INSTRUCTIONS TO FOLLOW:
For this exercise, copy the records below exactly and exclude every image.

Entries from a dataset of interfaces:
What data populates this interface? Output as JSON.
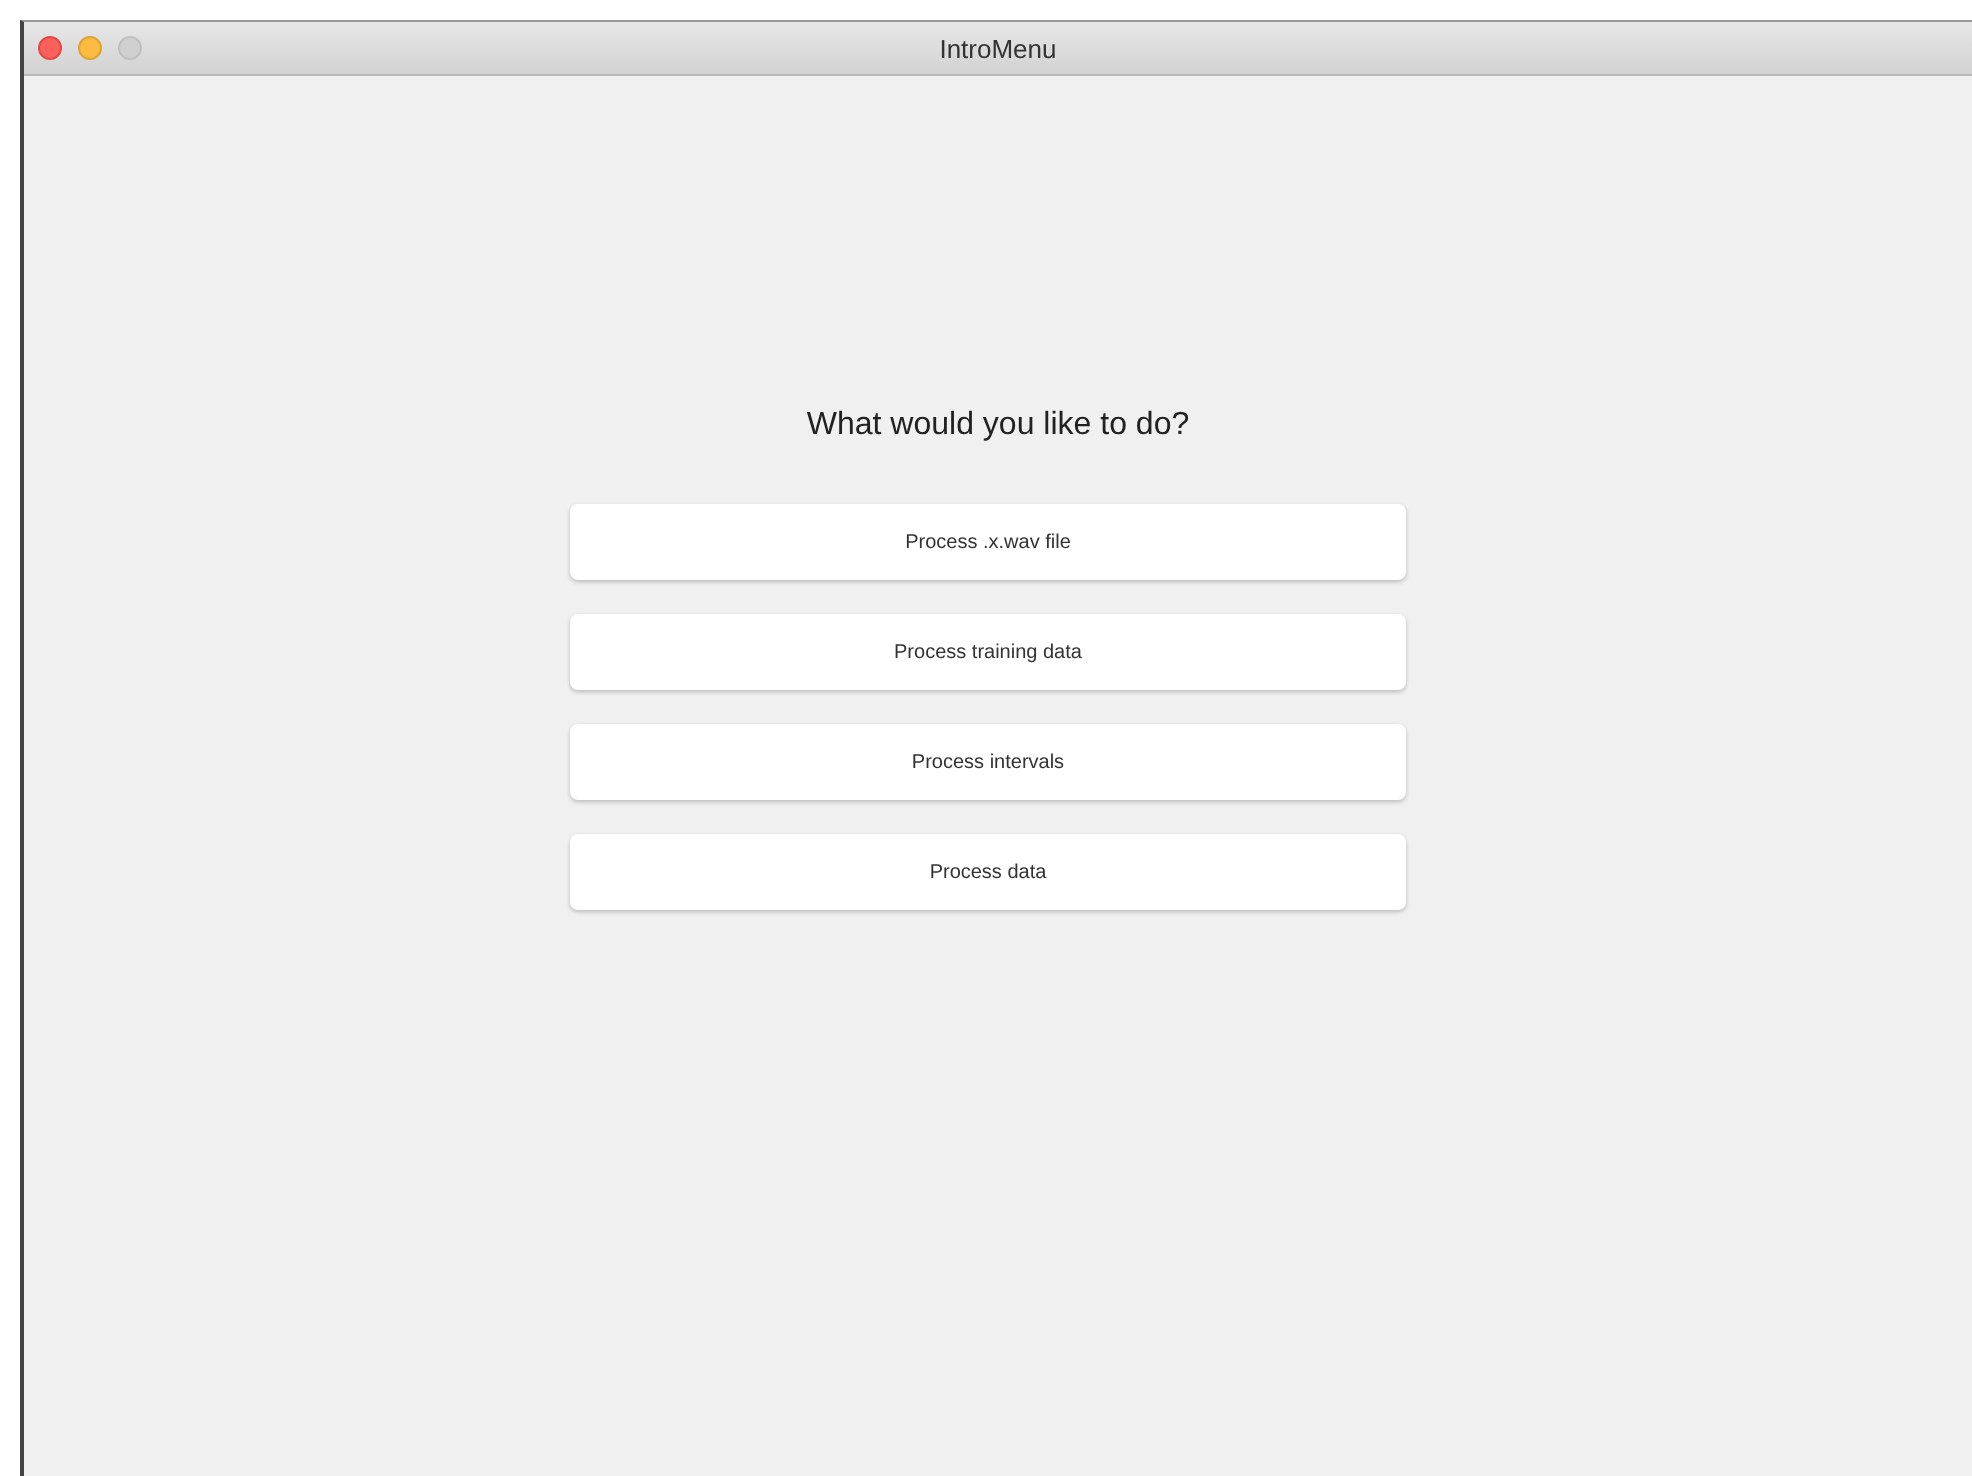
{
  "window": {
    "title": "IntroMenu"
  },
  "heading": "What would you like to do?",
  "buttons": [
    {
      "label": "Process .x.wav file"
    },
    {
      "label": "Process training data"
    },
    {
      "label": "Process intervals"
    },
    {
      "label": "Process data"
    }
  ]
}
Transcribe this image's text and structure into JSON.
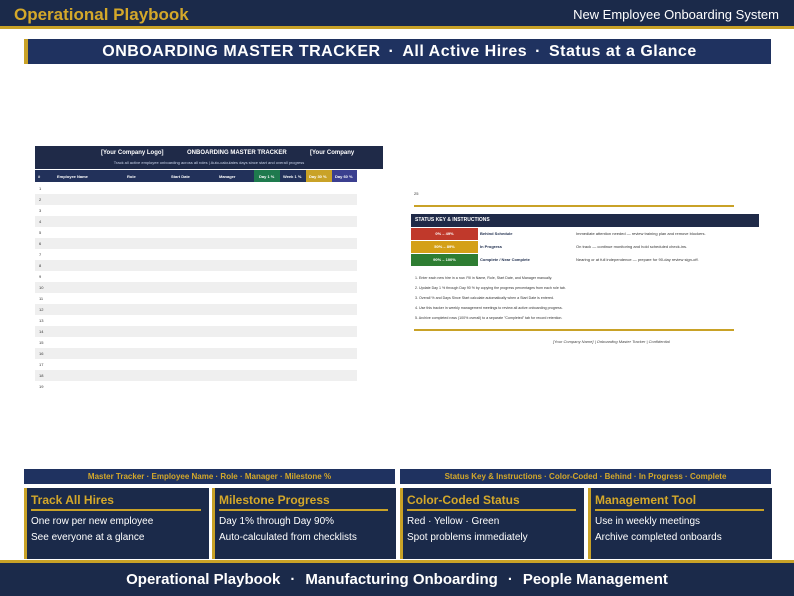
{
  "header": {
    "brand": "Operational Playbook",
    "system": "New Employee Onboarding System"
  },
  "banner": {
    "part1": "ONBOARDING MASTER TRACKER",
    "sep": "·",
    "part2": "All Active Hires",
    "part3": "Status at a Glance"
  },
  "sheet": {
    "logo_left": "[Your Company Logo]",
    "title": "ONBOARDING MASTER TRACKER",
    "logo_right": "[Your Company",
    "subtitle": "Track all active employee onboarding across all roles  |  Auto-calculates days since start and overall progress",
    "columns": [
      "#",
      "Employee Name",
      "Role",
      "Start Date",
      "Manager",
      "Day 1 %",
      "Week 1 %",
      "Day 30 %",
      "Day 60 %"
    ],
    "row_numbers": [
      "1",
      "2",
      "3",
      "4",
      "5",
      "6",
      "7",
      "8",
      "9",
      "10",
      "11",
      "12",
      "13",
      "14",
      "15",
      "16",
      "17",
      "18",
      "19"
    ]
  },
  "status_key": {
    "year": "25",
    "header": "STATUS KEY & INSTRUCTIONS",
    "rows": [
      {
        "range": "0% – 49%",
        "name": "Behind Schedule",
        "desc": "Immediate attention needed — review training plan and remove blockers.",
        "color": "#c0392b"
      },
      {
        "range": "50% – 89%",
        "name": "In Progress",
        "desc": "On track — continue monitoring and hold scheduled check-ins.",
        "color": "#d4a017"
      },
      {
        "range": "90% – 100%",
        "name": "Complete / Near Complete",
        "desc": "Nearing or at full independence — prepare for 90-day review sign-off.",
        "color": "#2e7d32"
      }
    ],
    "instructions": [
      "1.  Enter each new hire in a row. Fill in Name, Role, Start Date, and Manager manually.",
      "2.  Update Day 1 % through Day 90 % by copying the progress percentages from each role tab.",
      "3.  Overall % and Days Since Start calculate automatically when a Start Date is entered.",
      "4.  Use this tracker in weekly management meetings to review all active onboarding progress.",
      "5.  Archive completed rows (100% overall) to a separate \"Completed\" tab for record retention."
    ],
    "footer": "[Your Company Name]  |  Onboarding Master Tracker  |  Confidential"
  },
  "tagbars": {
    "left": "Master Tracker · Employee Name · Role · Manager · Milestone %",
    "right": "Status Key & Instructions · Color-Coded · Behind · In Progress · Complete"
  },
  "cards": [
    {
      "title": "Track All Hires",
      "l1": "One row per new employee",
      "l2": "See everyone at a glance"
    },
    {
      "title": "Milestone Progress",
      "l1": "Day 1% through Day 90%",
      "l2": "Auto-calculated from checklists"
    },
    {
      "title": "Color-Coded Status",
      "l1": "Red · Yellow · Green",
      "l2": "Spot problems immediately"
    },
    {
      "title": "Management Tool",
      "l1": "Use in weekly meetings",
      "l2": "Archive completed onboards"
    }
  ],
  "footer": {
    "p1": "Operational Playbook",
    "sep": "·",
    "p2": "Manufacturing Onboarding",
    "p3": "People Management"
  },
  "colors": {
    "navy": "#1b2a4a",
    "gold": "#c9a227",
    "day1": "#1e7a4e",
    "week1": "#1f3260",
    "day30": "#c9a227",
    "day60": "#3b3f8f"
  }
}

TASK RESULT:
What data populates this interface? Output as JSON.
{
  "window": {
    "title": "IntroMenu"
  },
  "heading": "What would you like to do?",
  "buttons": [
    {
      "label": "Process .x.wav file"
    },
    {
      "label": "Process training data"
    },
    {
      "label": "Process intervals"
    },
    {
      "label": "Process data"
    }
  ]
}
Transcribe this image's text and structure into JSON.
{
  "header": {
    "brand": "Operational Playbook",
    "system": "New Employee Onboarding System"
  },
  "banner": {
    "part1": "ONBOARDING MASTER TRACKER",
    "sep": "·",
    "part2": "All Active Hires",
    "part3": "Status at a Glance"
  },
  "sheet": {
    "logo_left": "[Your Company Logo]",
    "title": "ONBOARDING MASTER TRACKER",
    "logo_right": "[Your Company",
    "subtitle": "Track all active employee onboarding across all roles  |  Auto-calculates days since start and overall progress",
    "columns": [
      "#",
      "Employee Name",
      "Role",
      "Start Date",
      "Manager",
      "Day 1 %",
      "Week 1 %",
      "Day 30 %",
      "Day 60 %"
    ],
    "row_numbers": [
      "1",
      "2",
      "3",
      "4",
      "5",
      "6",
      "7",
      "8",
      "9",
      "10",
      "11",
      "12",
      "13",
      "14",
      "15",
      "16",
      "17",
      "18",
      "19"
    ]
  },
  "status_key": {
    "year": "25",
    "header": "STATUS KEY & INSTRUCTIONS",
    "rows": [
      {
        "range": "0% – 49%",
        "name": "Behind Schedule",
        "desc": "Immediate attention needed — review training plan and remove blockers.",
        "color": "#c0392b"
      },
      {
        "range": "50% – 89%",
        "name": "In Progress",
        "desc": "On track — continue monitoring and hold scheduled check-ins.",
        "color": "#d4a017"
      },
      {
        "range": "90% – 100%",
        "name": "Complete / Near Complete",
        "desc": "Nearing or at full independence — prepare for 90-day review sign-off.",
        "color": "#2e7d32"
      }
    ],
    "instructions": [
      "1.  Enter each new hire in a row. Fill in Name, Role, Start Date, and Manager manually.",
      "2.  Update Day 1 % through Day 90 % by copying the progress percentages from each role tab.",
      "3.  Overall % and Days Since Start calculate automatically when a Start Date is entered.",
      "4.  Use this tracker in weekly management meetings to review all active onboarding progress.",
      "5.  Archive completed rows (100% overall) to a separate \"Completed\" tab for record retention."
    ],
    "footer": "[Your Company Name]  |  Onboarding Master Tracker  |  Confidential"
  },
  "tagbars": {
    "left": "Master Tracker · Employee Name · Role · Manager · Milestone %",
    "right": "Status Key & Instructions · Color-Coded · Behind · In Progress · Complete"
  },
  "cards": [
    {
      "title": "Track All Hires",
      "l1": "One row per new employee",
      "l2": "See everyone at a glance"
    },
    {
      "title": "Milestone Progress",
      "l1": "Day 1% through Day 90%",
      "l2": "Auto-calculated from checklists"
    },
    {
      "title": "Color-Coded Status",
      "l1": "Red · Yellow · Green",
      "l2": "Spot problems immediately"
    },
    {
      "title": "Management Tool",
      "l1": "Use in weekly meetings",
      "l2": "Archive completed onboards"
    }
  ],
  "footer": {
    "p1": "Operational Playbook",
    "sep": "·",
    "p2": "Manufacturing Onboarding",
    "p3": "People Management"
  },
  "colors": {
    "navy": "#1b2a4a",
    "gold": "#c9a227",
    "day1": "#1e7a4e",
    "week1": "#1f3260",
    "day30": "#c9a227",
    "day60": "#3b3f8f"
  }
}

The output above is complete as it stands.